What you have to do: Restate the following entries exactly. Keep the pictures out.

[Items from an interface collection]
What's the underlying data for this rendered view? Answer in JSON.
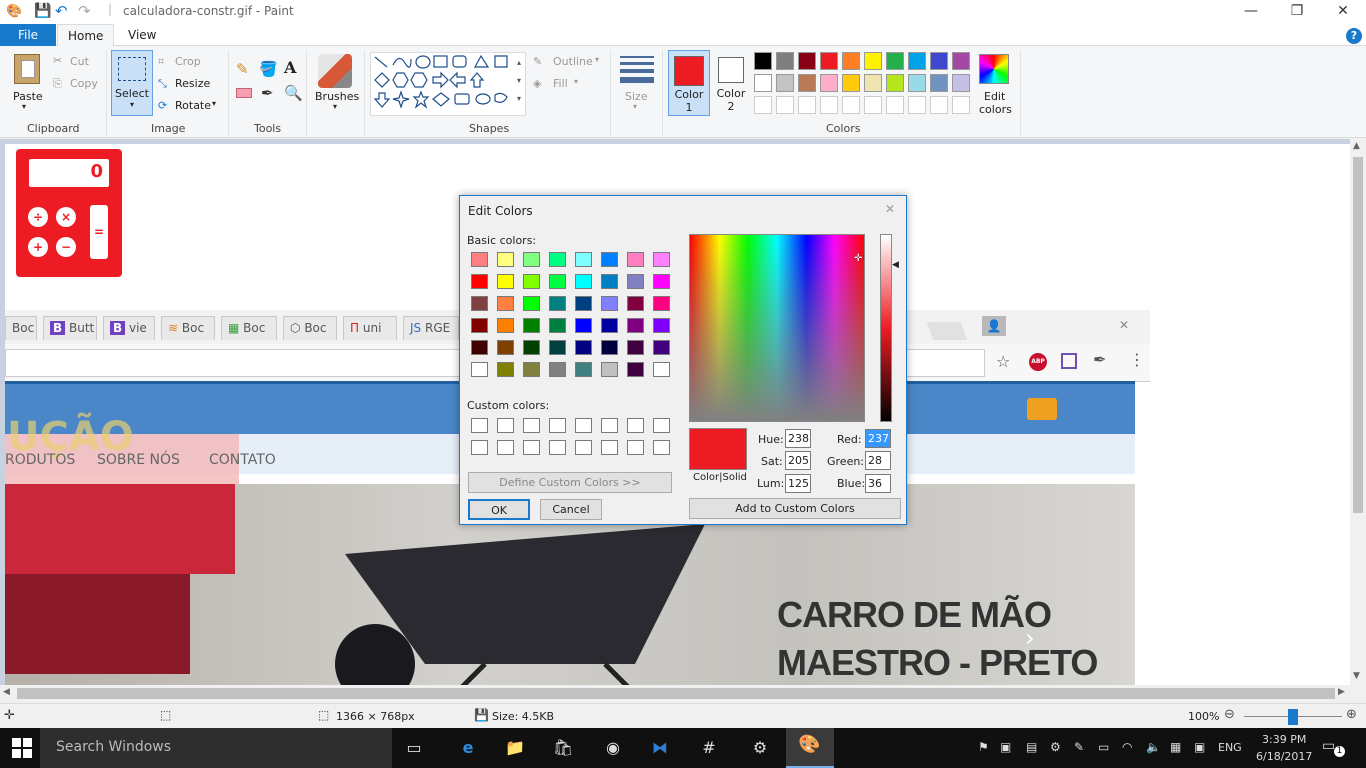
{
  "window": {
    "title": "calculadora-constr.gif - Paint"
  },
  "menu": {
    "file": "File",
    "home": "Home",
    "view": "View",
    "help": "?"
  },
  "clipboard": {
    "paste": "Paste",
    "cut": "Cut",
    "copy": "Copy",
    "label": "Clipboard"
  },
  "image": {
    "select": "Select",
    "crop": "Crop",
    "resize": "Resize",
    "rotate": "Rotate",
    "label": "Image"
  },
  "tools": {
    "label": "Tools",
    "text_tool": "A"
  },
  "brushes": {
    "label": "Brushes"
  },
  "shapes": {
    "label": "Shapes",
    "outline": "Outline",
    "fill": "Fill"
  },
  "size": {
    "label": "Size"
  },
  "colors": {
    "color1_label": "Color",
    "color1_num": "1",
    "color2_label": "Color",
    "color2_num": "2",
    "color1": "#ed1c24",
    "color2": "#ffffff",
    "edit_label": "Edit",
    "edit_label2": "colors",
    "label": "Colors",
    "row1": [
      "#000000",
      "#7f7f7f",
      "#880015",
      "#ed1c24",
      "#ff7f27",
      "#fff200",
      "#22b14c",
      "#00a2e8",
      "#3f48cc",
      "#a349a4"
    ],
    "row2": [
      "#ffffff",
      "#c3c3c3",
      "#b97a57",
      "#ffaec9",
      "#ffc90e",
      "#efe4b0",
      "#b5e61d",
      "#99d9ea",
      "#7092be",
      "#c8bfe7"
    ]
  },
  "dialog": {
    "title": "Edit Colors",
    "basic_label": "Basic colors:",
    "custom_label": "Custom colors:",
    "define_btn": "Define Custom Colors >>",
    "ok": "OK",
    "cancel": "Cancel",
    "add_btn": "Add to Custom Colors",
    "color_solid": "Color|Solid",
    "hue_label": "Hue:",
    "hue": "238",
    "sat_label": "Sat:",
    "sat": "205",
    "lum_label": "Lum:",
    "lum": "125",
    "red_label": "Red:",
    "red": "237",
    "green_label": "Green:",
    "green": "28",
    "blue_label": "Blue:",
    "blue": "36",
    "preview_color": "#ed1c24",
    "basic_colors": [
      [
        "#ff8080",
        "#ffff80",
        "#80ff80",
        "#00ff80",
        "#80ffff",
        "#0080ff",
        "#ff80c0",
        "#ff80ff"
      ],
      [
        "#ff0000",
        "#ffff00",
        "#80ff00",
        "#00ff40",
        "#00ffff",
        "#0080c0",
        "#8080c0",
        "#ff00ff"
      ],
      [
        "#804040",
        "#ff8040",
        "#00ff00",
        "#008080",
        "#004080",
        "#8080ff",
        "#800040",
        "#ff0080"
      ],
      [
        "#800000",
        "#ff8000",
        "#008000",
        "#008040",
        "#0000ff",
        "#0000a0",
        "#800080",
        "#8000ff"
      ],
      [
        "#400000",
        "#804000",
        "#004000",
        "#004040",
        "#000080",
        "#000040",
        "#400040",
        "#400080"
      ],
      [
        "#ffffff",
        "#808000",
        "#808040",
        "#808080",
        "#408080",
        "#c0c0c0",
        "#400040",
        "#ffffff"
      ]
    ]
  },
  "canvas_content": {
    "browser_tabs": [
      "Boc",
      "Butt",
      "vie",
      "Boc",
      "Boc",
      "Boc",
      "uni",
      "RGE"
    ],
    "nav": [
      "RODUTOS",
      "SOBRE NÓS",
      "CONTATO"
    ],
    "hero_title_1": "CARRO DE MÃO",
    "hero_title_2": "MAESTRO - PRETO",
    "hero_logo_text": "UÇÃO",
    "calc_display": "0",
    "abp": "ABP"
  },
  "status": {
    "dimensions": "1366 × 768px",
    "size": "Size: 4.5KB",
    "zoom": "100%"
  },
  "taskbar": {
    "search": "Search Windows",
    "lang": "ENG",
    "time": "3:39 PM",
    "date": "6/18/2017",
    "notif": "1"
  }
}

Exercise result:
What's the underlying data for this rendered view? Answer in JSON.
{
  "window": {
    "title": "calculadora-constr.gif - Paint"
  },
  "menu": {
    "file": "File",
    "home": "Home",
    "view": "View",
    "help": "?"
  },
  "clipboard": {
    "paste": "Paste",
    "cut": "Cut",
    "copy": "Copy",
    "label": "Clipboard"
  },
  "image": {
    "select": "Select",
    "crop": "Crop",
    "resize": "Resize",
    "rotate": "Rotate",
    "label": "Image"
  },
  "tools": {
    "label": "Tools",
    "text_tool": "A"
  },
  "brushes": {
    "label": "Brushes"
  },
  "shapes": {
    "label": "Shapes",
    "outline": "Outline",
    "fill": "Fill"
  },
  "size": {
    "label": "Size"
  },
  "colors": {
    "color1_label": "Color",
    "color1_num": "1",
    "color2_label": "Color",
    "color2_num": "2",
    "color1": "#ed1c24",
    "color2": "#ffffff",
    "edit_label": "Edit",
    "edit_label2": "colors",
    "label": "Colors",
    "row1": [
      "#000000",
      "#7f7f7f",
      "#880015",
      "#ed1c24",
      "#ff7f27",
      "#fff200",
      "#22b14c",
      "#00a2e8",
      "#3f48cc",
      "#a349a4"
    ],
    "row2": [
      "#ffffff",
      "#c3c3c3",
      "#b97a57",
      "#ffaec9",
      "#ffc90e",
      "#efe4b0",
      "#b5e61d",
      "#99d9ea",
      "#7092be",
      "#c8bfe7"
    ]
  },
  "dialog": {
    "title": "Edit Colors",
    "basic_label": "Basic colors:",
    "custom_label": "Custom colors:",
    "define_btn": "Define Custom Colors >>",
    "ok": "OK",
    "cancel": "Cancel",
    "add_btn": "Add to Custom Colors",
    "color_solid": "Color|Solid",
    "hue_label": "Hue:",
    "hue": "238",
    "sat_label": "Sat:",
    "sat": "205",
    "lum_label": "Lum:",
    "lum": "125",
    "red_label": "Red:",
    "red": "237",
    "green_label": "Green:",
    "green": "28",
    "blue_label": "Blue:",
    "blue": "36",
    "preview_color": "#ed1c24",
    "basic_colors": [
      [
        "#ff8080",
        "#ffff80",
        "#80ff80",
        "#00ff80",
        "#80ffff",
        "#0080ff",
        "#ff80c0",
        "#ff80ff"
      ],
      [
        "#ff0000",
        "#ffff00",
        "#80ff00",
        "#00ff40",
        "#00ffff",
        "#0080c0",
        "#8080c0",
        "#ff00ff"
      ],
      [
        "#804040",
        "#ff8040",
        "#00ff00",
        "#008080",
        "#004080",
        "#8080ff",
        "#800040",
        "#ff0080"
      ],
      [
        "#800000",
        "#ff8000",
        "#008000",
        "#008040",
        "#0000ff",
        "#0000a0",
        "#800080",
        "#8000ff"
      ],
      [
        "#400000",
        "#804000",
        "#004000",
        "#004040",
        "#000080",
        "#000040",
        "#400040",
        "#400080"
      ],
      [
        "#ffffff",
        "#808000",
        "#808040",
        "#808080",
        "#408080",
        "#c0c0c0",
        "#400040",
        "#ffffff"
      ]
    ]
  },
  "canvas_content": {
    "browser_tabs": [
      "Boc",
      "Butt",
      "vie",
      "Boc",
      "Boc",
      "Boc",
      "uni",
      "RGE"
    ],
    "nav": [
      "RODUTOS",
      "SOBRE NÓS",
      "CONTATO"
    ],
    "hero_title_1": "CARRO DE MÃO",
    "hero_title_2": "MAESTRO - PRETO",
    "hero_logo_text": "UÇÃO",
    "calc_display": "0",
    "abp": "ABP"
  },
  "status": {
    "dimensions": "1366 × 768px",
    "size": "Size: 4.5KB",
    "zoom": "100%"
  },
  "taskbar": {
    "search": "Search Windows",
    "lang": "ENG",
    "time": "3:39 PM",
    "date": "6/18/2017",
    "notif": "1"
  }
}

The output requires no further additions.